The cause of Cambodia’s economic problems can be found overseas on the one hand and are structural on the other. For both there is no immediate remedy. Funds are scarce and limited and since this is a dollar-based economy, no amount of printing new riels would help, other than blowing inflation out of proportion. In the U. S. and other affected countries, it was and is mainly a financial crisis with repercussions across the entire economy. What Cambodia goes through is what can be called a tertiary effect – financial crisis abroad, recession abroad, dwindling consumption abroad, consequently dampening the Cambodian economy. Again, no amount of stimulus money can ward this off. Domestic consumption cannot be spurred artificially with the majority of people living hand to mouth.

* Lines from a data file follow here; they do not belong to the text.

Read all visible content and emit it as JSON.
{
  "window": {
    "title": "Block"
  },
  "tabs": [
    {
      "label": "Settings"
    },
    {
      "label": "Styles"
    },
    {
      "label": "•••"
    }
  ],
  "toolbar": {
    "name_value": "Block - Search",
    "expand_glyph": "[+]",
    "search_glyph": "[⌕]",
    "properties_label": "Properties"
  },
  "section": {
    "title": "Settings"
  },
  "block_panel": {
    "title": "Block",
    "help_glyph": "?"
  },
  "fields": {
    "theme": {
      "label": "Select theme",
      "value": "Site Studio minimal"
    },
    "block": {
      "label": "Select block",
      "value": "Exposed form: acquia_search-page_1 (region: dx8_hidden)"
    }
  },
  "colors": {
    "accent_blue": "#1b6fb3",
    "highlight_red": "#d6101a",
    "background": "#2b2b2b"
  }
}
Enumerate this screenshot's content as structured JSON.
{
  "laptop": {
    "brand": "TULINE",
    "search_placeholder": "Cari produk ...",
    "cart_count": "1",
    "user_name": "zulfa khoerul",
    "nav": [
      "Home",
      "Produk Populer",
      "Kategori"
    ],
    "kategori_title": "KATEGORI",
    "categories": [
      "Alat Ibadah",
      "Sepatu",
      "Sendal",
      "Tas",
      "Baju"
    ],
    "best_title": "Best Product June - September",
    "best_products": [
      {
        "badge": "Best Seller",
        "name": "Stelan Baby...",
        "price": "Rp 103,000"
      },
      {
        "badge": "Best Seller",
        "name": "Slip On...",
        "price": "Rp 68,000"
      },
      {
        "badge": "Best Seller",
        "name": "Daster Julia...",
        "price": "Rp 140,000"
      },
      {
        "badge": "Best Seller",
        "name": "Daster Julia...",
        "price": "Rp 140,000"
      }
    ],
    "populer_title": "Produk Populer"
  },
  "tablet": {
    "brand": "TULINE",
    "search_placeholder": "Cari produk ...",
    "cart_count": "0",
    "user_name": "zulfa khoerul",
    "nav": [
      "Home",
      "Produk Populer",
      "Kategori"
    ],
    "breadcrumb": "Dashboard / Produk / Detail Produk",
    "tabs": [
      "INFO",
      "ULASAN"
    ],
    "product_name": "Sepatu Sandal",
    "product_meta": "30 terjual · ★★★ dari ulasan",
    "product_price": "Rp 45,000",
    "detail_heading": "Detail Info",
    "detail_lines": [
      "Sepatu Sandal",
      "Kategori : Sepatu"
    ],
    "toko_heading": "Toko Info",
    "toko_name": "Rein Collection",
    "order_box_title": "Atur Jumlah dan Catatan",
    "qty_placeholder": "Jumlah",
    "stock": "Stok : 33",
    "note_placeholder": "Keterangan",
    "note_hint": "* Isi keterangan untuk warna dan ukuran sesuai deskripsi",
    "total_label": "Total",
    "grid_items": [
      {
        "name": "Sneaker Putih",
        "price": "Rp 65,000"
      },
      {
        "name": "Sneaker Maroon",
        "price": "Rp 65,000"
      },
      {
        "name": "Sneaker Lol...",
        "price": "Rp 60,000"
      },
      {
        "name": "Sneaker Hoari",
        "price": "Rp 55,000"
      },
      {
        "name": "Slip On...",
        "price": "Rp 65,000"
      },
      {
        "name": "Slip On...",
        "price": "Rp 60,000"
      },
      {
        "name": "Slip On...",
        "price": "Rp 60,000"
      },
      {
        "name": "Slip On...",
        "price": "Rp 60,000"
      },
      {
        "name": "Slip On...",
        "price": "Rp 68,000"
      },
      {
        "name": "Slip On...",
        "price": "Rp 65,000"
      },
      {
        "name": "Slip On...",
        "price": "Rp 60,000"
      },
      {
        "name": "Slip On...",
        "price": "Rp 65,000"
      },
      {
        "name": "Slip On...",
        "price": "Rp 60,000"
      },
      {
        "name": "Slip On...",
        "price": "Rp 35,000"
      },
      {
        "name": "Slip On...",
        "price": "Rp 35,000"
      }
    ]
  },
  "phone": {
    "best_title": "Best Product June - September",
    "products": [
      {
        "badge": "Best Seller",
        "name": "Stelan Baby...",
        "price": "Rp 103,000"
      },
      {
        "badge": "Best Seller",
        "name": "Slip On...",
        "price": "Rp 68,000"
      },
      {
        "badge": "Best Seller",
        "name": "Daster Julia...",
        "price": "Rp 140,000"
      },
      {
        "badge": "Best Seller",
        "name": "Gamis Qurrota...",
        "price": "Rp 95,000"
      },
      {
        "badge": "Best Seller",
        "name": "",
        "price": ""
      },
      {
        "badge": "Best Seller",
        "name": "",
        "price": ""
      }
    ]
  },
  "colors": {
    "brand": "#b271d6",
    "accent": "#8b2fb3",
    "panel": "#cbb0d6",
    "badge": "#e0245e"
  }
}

I believe the only way to live through this is to sit tight and wait for the U. S., European, Korean, and other tiger countries’ economies, in short Cambodian trading partners, to pull out of the recession. The government needs to implement a better tax collection system, ensuring that state revenue is close to what is projected in the budget, stick to its programs, and spend the money where it is supposed to go.

The perpetual question of corruption comes into play at this point as well, and we are not talking about petty corruption of the policeman who collects $3 for a wrong turn and pockets it. We are talking about the corruption at the higher and highest levels. The government must make sure that all the money received as foreign aid, or earned as royalties for land or mineral concessions, or from leases of whatever kind, doesn’t end up in party coffers or in private bank accounts but in the national treasury. If that were accomplished Cambodia would have done a great deal to help itself and will live through this slow-down relatively unscathed and be ready for the upswing in 2010, which will hopefully be the year this nightmare ends.

Let’s not forget Cambodia simply does not have the structure and the size, let alone the resources, to implement policies a lá Obama. So far, comparatively it has not been battered as severely as the U. S. or Europe. That may be a poor consolation for the people who just lost their jobs. But it by and large is still a fact.

P. S. I worked 20 years in the tourism industry, and have 20-year experience in international trade (a few years overlapping), and am now engaged in the agricultural sector in Cambodia.


khmerization said...

It's a very balanced article. I just posted it at Ki-Media at:

Anonymous said...

interesting article. I would love to follow you on twitter.